“We have met with the chairman of the iFiber board on two occasions and had frequent communications,” said Skoog. “Additionally Illinois state representatives Bivins, Morthland, and Sacia have attended presentations in Chadwick and subsequently wrote letters of support (for the August plan). Additionally, U.S. Congressman Bobby Schilling met with representatives from our village and wrote a letter of support. Additionally staff people from Schilling’s and Morthland’s office attended several of our presentations and meetings in support of our cause. Additionally, the neighboring village of Milledgeville’s [Village Board] voted in favor of our request, which was not even requested by our group. The Carroll County board voted unanimously in favor of our request. Of course all of Chadwick’s representative boards are in favor. I can furnish you a pdf consisting of 43 pages of supporting letters and petitions that were sent to Washington.”
Skoog adds that “All of this support on the local level, as well as that by state and federal representatives, has lead to various iFiber levels of installation approval - and finally taken away. The final reason was that the bureaucrats in Washington haven’t given their approval after sitting on the request since June.”

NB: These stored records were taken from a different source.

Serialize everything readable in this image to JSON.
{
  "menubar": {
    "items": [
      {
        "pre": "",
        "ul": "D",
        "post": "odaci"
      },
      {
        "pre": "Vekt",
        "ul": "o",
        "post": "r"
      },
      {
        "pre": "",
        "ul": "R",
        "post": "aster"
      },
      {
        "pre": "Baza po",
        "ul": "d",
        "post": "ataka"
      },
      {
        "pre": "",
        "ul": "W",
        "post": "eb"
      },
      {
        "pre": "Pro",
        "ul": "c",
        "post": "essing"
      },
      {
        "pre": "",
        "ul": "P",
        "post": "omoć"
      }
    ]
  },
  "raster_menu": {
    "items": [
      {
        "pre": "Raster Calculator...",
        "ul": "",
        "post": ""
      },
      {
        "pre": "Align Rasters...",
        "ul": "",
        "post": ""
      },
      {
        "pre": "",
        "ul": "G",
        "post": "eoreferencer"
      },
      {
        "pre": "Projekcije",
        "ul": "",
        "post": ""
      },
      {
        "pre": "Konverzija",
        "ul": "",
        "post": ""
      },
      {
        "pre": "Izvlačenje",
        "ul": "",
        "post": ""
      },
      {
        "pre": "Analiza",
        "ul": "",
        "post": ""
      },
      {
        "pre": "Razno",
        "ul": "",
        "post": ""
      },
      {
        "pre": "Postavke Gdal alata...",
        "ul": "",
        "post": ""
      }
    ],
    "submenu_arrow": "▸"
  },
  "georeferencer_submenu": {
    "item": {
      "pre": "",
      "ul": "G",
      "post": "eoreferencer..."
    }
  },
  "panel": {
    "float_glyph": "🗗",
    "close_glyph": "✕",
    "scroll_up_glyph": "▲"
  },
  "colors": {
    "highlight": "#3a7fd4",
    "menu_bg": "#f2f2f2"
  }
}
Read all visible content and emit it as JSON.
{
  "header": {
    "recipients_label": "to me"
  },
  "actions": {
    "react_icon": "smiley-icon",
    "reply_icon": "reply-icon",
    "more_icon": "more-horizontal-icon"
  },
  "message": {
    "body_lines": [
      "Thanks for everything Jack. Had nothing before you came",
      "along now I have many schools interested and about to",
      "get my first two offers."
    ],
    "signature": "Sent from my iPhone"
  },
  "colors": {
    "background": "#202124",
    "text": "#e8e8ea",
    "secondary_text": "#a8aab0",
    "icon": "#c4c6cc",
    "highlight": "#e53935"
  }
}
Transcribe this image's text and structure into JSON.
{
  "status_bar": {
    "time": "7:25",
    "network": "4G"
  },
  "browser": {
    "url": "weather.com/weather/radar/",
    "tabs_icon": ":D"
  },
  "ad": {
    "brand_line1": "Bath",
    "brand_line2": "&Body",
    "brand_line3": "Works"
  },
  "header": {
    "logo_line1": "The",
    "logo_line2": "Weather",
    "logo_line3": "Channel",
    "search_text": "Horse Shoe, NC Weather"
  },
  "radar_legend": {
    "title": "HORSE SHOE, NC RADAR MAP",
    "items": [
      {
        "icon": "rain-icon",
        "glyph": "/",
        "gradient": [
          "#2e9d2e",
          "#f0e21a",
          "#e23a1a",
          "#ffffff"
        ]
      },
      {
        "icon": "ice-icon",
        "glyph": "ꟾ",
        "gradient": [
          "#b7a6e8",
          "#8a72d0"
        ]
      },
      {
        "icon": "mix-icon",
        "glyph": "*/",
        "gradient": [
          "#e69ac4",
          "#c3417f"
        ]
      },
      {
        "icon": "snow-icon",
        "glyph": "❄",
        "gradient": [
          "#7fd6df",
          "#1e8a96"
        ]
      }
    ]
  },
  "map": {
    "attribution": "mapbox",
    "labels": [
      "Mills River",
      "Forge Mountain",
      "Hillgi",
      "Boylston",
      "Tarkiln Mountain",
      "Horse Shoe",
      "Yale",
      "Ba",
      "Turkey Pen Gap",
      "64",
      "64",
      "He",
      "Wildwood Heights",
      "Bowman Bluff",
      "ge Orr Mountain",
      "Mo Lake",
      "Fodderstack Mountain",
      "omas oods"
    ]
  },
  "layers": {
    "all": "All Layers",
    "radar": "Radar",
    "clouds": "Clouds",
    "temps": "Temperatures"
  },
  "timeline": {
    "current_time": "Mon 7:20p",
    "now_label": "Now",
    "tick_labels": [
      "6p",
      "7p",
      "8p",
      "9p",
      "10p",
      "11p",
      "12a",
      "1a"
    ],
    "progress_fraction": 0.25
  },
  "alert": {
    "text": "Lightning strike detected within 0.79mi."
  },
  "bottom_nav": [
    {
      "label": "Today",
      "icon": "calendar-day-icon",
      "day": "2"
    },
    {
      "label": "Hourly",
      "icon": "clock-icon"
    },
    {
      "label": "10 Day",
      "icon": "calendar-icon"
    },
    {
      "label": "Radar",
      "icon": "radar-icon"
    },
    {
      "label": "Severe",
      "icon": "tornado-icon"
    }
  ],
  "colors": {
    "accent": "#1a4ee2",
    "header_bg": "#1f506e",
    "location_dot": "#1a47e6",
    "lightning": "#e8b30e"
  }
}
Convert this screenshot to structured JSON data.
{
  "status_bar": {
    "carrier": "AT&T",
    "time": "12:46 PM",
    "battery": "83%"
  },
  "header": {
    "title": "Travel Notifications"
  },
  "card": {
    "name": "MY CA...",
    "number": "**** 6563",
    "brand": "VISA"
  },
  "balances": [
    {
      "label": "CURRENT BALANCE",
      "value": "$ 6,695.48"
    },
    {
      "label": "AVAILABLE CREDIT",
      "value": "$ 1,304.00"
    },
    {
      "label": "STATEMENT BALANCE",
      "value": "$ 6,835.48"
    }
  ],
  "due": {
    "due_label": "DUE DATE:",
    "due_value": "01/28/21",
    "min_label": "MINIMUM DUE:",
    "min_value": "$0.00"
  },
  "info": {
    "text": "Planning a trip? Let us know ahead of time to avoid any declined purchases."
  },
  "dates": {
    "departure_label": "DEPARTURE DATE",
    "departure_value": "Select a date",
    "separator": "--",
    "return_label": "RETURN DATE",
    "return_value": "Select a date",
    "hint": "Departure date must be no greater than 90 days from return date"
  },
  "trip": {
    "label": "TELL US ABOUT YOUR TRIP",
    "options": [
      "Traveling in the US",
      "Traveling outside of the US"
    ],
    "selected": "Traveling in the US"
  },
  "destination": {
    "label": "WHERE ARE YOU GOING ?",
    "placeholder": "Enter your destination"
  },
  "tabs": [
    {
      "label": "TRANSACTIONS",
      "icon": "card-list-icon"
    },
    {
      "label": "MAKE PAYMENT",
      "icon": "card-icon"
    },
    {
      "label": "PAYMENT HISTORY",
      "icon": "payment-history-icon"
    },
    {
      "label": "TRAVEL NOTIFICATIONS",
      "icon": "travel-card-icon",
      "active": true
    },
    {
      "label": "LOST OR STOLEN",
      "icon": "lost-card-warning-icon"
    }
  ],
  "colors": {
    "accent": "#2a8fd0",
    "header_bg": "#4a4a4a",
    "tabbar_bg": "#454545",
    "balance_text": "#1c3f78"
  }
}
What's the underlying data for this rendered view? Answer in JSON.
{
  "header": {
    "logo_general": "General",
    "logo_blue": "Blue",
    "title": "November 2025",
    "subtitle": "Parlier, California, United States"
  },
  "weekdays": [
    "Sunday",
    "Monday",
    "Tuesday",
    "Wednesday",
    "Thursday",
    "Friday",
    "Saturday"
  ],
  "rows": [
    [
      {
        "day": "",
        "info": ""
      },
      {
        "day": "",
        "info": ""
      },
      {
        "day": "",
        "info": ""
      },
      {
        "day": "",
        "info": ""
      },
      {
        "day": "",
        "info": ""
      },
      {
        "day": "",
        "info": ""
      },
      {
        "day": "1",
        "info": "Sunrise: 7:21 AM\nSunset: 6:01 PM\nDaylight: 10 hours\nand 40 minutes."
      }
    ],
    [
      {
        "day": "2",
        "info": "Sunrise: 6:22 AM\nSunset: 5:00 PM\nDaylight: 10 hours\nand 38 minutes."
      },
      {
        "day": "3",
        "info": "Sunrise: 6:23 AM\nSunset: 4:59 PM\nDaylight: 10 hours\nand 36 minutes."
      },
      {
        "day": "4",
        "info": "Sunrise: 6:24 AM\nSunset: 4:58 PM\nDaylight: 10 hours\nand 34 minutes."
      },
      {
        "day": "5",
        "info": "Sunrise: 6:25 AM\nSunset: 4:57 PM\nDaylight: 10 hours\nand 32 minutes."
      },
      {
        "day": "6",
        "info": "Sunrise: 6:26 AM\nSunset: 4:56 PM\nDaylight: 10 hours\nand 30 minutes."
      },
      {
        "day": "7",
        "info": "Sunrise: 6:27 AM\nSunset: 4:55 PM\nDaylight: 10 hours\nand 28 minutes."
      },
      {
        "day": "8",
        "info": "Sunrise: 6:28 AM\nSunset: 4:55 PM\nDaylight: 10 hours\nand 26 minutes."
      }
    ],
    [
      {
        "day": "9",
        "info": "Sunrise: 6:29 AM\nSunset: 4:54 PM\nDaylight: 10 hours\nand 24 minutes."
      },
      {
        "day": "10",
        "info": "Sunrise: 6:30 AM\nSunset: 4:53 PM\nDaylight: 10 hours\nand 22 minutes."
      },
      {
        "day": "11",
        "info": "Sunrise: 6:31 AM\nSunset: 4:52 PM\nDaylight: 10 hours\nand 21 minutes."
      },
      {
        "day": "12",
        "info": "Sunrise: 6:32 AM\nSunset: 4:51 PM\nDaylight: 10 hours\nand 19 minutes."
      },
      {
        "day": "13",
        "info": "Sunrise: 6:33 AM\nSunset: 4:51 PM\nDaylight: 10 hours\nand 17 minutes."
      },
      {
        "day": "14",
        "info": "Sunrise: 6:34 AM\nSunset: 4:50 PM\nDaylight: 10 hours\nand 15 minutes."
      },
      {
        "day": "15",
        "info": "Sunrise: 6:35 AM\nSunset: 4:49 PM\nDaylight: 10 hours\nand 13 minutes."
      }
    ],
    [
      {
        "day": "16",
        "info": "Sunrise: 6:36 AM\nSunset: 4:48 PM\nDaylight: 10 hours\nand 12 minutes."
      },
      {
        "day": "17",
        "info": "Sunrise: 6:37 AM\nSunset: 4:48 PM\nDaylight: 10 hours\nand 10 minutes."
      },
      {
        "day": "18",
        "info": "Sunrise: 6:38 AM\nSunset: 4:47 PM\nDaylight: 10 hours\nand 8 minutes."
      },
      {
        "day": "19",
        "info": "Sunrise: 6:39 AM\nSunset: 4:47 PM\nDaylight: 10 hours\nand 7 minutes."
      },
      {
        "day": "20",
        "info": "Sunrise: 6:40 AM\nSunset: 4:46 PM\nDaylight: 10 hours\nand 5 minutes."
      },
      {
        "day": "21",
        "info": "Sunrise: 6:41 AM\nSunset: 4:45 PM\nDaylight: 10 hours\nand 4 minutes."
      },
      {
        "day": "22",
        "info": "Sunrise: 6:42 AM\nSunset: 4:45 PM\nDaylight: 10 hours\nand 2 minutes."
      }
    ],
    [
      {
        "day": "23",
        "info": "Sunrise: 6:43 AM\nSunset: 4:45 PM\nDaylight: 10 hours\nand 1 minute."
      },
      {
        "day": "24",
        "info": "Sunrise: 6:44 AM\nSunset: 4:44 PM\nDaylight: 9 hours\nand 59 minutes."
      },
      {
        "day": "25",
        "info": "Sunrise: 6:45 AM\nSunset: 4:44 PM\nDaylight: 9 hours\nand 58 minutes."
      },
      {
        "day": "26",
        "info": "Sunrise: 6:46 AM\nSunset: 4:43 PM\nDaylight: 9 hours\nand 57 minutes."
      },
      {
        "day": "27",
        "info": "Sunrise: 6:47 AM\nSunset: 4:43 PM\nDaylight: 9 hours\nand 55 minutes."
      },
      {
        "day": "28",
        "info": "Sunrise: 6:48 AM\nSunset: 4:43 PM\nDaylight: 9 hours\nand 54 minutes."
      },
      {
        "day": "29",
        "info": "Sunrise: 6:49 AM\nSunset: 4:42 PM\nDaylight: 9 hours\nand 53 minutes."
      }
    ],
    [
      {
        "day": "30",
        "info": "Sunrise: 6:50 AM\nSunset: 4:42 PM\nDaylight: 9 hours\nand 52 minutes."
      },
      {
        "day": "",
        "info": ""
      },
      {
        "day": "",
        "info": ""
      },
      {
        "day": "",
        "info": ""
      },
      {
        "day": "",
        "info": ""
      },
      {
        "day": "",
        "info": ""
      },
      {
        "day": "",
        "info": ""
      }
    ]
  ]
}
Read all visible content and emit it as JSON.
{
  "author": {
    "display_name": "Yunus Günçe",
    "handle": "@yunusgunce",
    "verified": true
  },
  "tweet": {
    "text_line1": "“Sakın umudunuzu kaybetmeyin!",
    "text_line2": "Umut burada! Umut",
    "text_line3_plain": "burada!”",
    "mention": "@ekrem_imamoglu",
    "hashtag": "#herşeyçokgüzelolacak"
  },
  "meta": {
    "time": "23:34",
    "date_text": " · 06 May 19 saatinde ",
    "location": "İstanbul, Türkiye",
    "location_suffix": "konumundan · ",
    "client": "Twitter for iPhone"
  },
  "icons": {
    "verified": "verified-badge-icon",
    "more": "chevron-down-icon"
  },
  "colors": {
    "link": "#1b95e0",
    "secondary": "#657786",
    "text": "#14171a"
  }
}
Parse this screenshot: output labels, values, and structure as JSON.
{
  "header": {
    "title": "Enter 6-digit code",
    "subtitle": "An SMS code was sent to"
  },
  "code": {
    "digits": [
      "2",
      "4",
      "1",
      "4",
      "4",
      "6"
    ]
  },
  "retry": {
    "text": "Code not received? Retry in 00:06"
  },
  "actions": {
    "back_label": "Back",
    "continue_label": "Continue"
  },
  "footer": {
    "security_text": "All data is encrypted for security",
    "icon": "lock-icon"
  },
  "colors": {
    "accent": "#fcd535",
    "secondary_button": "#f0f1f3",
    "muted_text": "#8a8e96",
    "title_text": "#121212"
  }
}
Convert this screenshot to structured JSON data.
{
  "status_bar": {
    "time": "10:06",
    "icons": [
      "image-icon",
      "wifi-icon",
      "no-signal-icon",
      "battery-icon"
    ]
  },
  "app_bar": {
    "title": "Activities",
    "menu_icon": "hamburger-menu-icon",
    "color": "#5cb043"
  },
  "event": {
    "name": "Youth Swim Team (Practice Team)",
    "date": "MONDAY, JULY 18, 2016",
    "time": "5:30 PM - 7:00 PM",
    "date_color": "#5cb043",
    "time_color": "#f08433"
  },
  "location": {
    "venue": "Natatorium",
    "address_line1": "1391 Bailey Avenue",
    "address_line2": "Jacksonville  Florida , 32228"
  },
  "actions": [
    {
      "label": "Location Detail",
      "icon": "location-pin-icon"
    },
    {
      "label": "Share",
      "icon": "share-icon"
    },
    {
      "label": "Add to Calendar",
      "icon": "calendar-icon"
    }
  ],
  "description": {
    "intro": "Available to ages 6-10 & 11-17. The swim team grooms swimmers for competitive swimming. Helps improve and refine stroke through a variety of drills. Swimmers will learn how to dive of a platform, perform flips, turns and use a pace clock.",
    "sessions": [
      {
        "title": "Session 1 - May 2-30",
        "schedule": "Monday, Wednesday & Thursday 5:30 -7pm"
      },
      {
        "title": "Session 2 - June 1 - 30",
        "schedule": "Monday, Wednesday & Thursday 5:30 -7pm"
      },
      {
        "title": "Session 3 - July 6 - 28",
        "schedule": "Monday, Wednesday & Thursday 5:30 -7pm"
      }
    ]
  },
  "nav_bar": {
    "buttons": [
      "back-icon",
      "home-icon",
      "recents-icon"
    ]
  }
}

Skoog lists a series of events where solutions proposed by Skoog were closely followed by obstacles presented by Lewis and iFiber that started with the fact that Chadwick was initially not included. In June, iFiber had applied to NTIA to include fiber to Chadwick; In August, iFiber was still waiting to hear from NTIA; In mid-October, Skoog was told that they would not get fiber because the state of Illinois was going to rebuild culverts along Rt. 40 - at some future date.
“It was then that we suggested a cheaper, more viable solution of installing the fiber on Beede and Taylor Roads, which was a shorter route. I am still confused as to why Rt. 40 was selected, then rejected. They want to install the more costly, less desirable wireless system.”
Skoog also said that he was told that iFiber was a non-profit organization that did not have to abide by the Freedom of Information Act, and therefore would not be obligated to supply information regarding the alleged lack of funds and other data.
“I think this is another of another case of bureaucratic egotism and an example of big government bullying small town USA,” Skoog stated. “This is just a brief overview of over one year of working with a non-responsive bureaucracy.”
The $69 million federal grant is administered by Northern Illinois University and is a collaboration of representatives from NIU, LaSalle County, North Central Illinois Council of Governments, the City of Rockford, Boone County and Blackhawk Hills RC&D. iFiber’s partners are working to expand broadband access throughout a 900-mile fiber network in Boone, Carroll, Jo Daviess, LaSalle, Lee, Ogle, Stephenson, Whiteside and Winnebago counties.
Among Chadwick’s institutions that would directly benefit from the broadband service include the school as well as its administration office, Chadwick library and city government office, police, fire, 911, MABAS, State of Illinois Driver’s License Facility, U.S. Post Office, the township office, and the business community.